The National Transportation Safety Board says the cause of a plane crash in Caledonia that killed three men will remain a mystery.
The plane was traveling from Troy, Mich., to the Houston County Airport in Caledonia when it crashed into a field in the middle of the afternoon last November, a half-mile from the airport.
The weather didn’t suggest any problems, the plane had fuel and air traffic controllers reported no communication to suggest the pilot was having any issues.
And yet it crashed 500 feet short of its destination.
Killed in the crash were Joel Alan Garrett, 79, of Troy; Dale Edward Garrett, 49, of Berkley, Mich.; and John Paul Bergeron, 50, of Birmingham, Mich.
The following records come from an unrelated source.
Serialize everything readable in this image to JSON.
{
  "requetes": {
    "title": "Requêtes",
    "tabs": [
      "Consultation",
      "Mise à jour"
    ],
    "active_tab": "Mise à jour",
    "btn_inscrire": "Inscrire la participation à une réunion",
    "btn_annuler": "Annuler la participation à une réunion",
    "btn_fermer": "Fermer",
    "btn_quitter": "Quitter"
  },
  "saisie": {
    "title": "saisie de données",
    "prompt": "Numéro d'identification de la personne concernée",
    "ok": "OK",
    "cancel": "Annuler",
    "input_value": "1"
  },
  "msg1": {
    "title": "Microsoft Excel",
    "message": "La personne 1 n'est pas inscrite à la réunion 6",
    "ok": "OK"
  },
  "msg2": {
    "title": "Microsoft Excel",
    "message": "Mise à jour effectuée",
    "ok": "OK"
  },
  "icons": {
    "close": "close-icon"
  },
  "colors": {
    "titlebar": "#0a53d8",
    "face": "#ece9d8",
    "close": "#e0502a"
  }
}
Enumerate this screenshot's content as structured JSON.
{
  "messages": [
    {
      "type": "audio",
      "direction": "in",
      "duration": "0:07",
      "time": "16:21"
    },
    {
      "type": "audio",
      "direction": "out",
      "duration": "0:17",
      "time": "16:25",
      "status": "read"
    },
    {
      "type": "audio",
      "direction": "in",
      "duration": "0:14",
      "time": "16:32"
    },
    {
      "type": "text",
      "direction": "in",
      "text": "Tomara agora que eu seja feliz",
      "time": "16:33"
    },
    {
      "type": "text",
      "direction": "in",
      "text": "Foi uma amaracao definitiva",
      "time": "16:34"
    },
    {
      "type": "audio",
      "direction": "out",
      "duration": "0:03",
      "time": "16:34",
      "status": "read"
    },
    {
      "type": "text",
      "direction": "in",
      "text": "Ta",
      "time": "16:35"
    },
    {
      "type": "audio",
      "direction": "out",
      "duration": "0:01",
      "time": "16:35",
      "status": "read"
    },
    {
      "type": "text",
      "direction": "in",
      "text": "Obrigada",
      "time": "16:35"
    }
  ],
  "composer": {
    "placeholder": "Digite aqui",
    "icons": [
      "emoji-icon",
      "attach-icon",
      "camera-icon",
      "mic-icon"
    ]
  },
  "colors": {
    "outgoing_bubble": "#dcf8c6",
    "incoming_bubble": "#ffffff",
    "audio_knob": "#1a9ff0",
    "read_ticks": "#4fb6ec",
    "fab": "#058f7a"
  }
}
Survivor, Joseph Stevens, 61, of Bloomfield, Mich., doesn’t remember the crash nor know why they would have landed in the Minnesota city.
“He said when they were together, generally, Dale would fly, and they’d pick a place about halfway to their destination to exercise the dogs, use the restroom, top the airplane off with fuel, and then continue on their way,” an investigator’s memo noted. “He said typically, they’d fly over the airport, (get the landing direction) and then enter the traffic pattern for the landing; he never observed them do anything unsafe, thought they were very meticulous with the airplane, nor did he recall ever having a problem with the airplane.”
In submitting its final report this month, the NTSB ruled the crash was caused by “the pilot’s loss of control for reasons that could not be determined because the post-accident airplane examination did not reveal any anomalies that would have precluded normal operation.”